Turkey’s parliament will formally launch debates on a constitutional amendment package that will usher in a powerful presidential system after lawmakers from the ruling Justice and Development Party (AKP) and the Nationalist Movement Party (MHP) passed a motion through parliament.
The Turkish Parliament on Tuesday night approved the first article of a constitutional amendment package that will bring an executive presidency and end the parliamentary system of governance in the country.
The amended article, passed with 347 votes in favor and 132 against, added the words “and impartial” as well as “independent” to Article 9 of the existing constitution, in reference to the judiciary.
There has been strong opposition to the constitutional amendment package over fears of one-man rule in Turkey as it grants extended powers to the president.
Among the objections to the changes, the former president of Turkey’s Supreme Court of Appeals (Yargıtay), Professor Sami Selçuk, wrote in an op-ed that a constitutional amendment package that is currently under debate in Parliament clearly aims to concentrate power in the person of the president and eliminate the separation of powers.
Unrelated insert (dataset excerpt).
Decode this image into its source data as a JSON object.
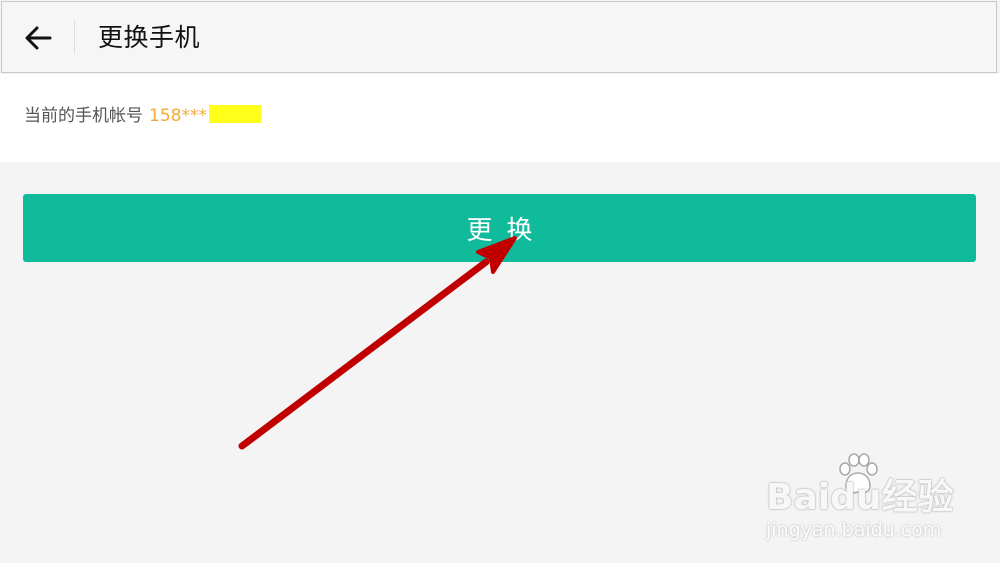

Penning an article for the Cumhuriyet daily on Monday, veteran jurist Selçuk said the proposed changes are even worse than the already antidemocratic 1982 Constitution, which was drafted under a military junta.
According to Selçuk, anyone who is literate can easily understand that the constitutional amendment would entrust all power to the president, close off the path to checks and balances and bring a concentration of powers in one person.
With the proposed changes submitted to Parliament by the ruling Justice and Development Party (AKP) and opposition Nationalist Movement Party (MHP), the president will be vested with the power to dissolve Parliament.